Task goal: Every single entry should be printed exactly.

- - -

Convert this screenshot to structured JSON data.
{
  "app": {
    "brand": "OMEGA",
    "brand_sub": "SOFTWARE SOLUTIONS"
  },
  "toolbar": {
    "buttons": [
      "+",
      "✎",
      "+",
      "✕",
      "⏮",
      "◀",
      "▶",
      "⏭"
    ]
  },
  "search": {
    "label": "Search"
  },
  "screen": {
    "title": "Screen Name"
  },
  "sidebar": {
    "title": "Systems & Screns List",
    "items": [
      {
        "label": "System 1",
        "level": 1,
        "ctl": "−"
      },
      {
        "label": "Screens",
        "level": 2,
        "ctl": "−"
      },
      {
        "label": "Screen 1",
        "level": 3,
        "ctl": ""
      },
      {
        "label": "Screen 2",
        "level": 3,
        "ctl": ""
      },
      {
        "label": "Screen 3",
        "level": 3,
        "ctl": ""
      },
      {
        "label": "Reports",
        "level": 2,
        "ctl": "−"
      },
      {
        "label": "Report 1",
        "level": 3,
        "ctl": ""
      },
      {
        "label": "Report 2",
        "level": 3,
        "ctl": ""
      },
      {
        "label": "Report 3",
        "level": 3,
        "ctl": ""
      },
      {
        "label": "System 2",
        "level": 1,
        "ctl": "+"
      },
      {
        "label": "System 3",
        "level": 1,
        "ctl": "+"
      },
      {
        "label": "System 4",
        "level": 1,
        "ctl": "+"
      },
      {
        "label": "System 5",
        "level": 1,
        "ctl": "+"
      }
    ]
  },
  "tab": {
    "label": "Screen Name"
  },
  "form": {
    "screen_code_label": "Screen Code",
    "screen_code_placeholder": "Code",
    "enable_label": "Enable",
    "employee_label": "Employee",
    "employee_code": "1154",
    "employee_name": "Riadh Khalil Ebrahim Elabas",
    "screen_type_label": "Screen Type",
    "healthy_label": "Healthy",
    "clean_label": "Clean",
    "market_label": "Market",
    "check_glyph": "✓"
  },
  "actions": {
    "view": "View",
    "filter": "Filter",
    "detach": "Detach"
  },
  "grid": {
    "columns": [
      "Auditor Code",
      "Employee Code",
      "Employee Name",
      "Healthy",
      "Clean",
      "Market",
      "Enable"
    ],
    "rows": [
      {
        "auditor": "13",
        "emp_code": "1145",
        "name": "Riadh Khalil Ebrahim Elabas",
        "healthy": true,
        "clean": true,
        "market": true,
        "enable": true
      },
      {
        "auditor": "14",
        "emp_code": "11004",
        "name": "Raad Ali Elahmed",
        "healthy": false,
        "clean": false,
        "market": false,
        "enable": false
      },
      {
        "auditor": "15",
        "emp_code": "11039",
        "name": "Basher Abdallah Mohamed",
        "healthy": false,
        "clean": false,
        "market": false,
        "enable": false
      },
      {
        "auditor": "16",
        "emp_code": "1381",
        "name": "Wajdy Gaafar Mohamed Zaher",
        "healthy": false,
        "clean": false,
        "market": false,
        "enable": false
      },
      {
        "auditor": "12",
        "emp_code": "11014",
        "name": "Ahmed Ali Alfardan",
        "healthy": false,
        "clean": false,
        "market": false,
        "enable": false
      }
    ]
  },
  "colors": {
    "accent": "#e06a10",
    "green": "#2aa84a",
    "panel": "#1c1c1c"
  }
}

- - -

Solution for this task:
Convert this screenshot to structured JSON data.
{
  "app": {
    "brand": "OMEGA",
    "brand_sub": "SOFTWARE SOLUTIONS"
  },
  "toolbar": {
    "buttons": [
      "+",
      "✎",
      "+",
      "✕",
      "⏮",
      "◀",
      "▶",
      "⏭"
    ]
  },
  "search": {
    "label": "Search"
  },
  "screen": {
    "title": "Screen Name"
  },
  "sidebar": {
    "title": "Systems & Screns List",
    "items": [
      {
        "label": "System 1",
        "level": 1,
        "ctl": "−"
      },
      {
        "label": "Screens",
        "level": 2,
        "ctl": "−"
      },
      {
        "label": "Screen 1",
        "level": 3,
        "ctl": ""
      },
      {
        "label": "Screen 2",
        "level": 3,
        "ctl": ""
      },
      {
        "label": "Screen 3",
        "level": 3,
        "ctl": ""
      },
      {
        "label": "Reports",
        "level": 2,
        "ctl": "−"
      },
      {
        "label": "Report 1",
        "level": 3,
        "ctl": ""
      },
      {
        "label": "Report 2",
        "level": 3,
        "ctl": ""
      },
      {
        "label": "Report 3",
        "level": 3,
        "ctl": ""
      },
      {
        "label": "System 2",
        "level": 1,
        "ctl": "+"
      },
      {
        "label": "System 3",
        "level": 1,
        "ctl": "+"
      },
      {
        "label": "System 4",
        "level": 1,
        "ctl": "+"
      },
      {
        "label": "System 5",
        "level": 1,
        "ctl": "+"
      }
    ]
  },
  "tab": {
    "label": "Screen Name"
  },
  "form": {
    "screen_code_label": "Screen Code",
    "screen_code_placeholder": "Code",
    "enable_label": "Enable",
    "employee_label": "Employee",
    "employee_code": "1154",
    "employee_name": "Riadh Khalil Ebrahim Elabas",
    "screen_type_label": "Screen Type",
    "healthy_label": "Healthy",
    "clean_label": "Clean",
    "market_label": "Market",
    "check_glyph": "✓"
  },
  "actions": {
    "view": "View",
    "filter": "Filter",
    "detach": "Detach"
  },
  "grid": {
    "columns": [
      "Auditor Code",
      "Employee Code",
      "Employee Name",
      "Healthy",
      "Clean",
      "Market",
      "Enable"
    ],
    "rows": [
      {
        "auditor": "13",
        "emp_code": "1145",
        "name": "Riadh Khalil Ebrahim Elabas",
        "healthy": true,
        "clean": true,
        "market": true,
        "enable": true
      },
      {
        "auditor": "14",
        "emp_code": "11004",
        "name": "Raad Ali Elahmed",
        "healthy": false,
        "clean": false,
        "market": false,
        "enable": false
      },
      {
        "auditor": "15",
        "emp_code": "11039",
        "name": "Basher Abdallah Mohamed",
        "healthy": false,
        "clean": false,
        "market": false,
        "enable": false
      },
      {
        "auditor": "16",
        "emp_code": "1381",
        "name": "Wajdy Gaafar Mohamed Zaher",
        "healthy": false,
        "clean": false,
        "market": false,
        "enable": false
      },
      {
        "auditor": "12",
        "emp_code": "11014",
        "name": "Ahmed Ali Alfardan",
        "healthy": false,
        "clean": false,
        "market": false,
        "enable": false
      }
    ]
  },
  "colors": {
    "accent": "#e06a10",
    "green": "#2aa84a",
    "panel": "#1c1c1c"
  }
}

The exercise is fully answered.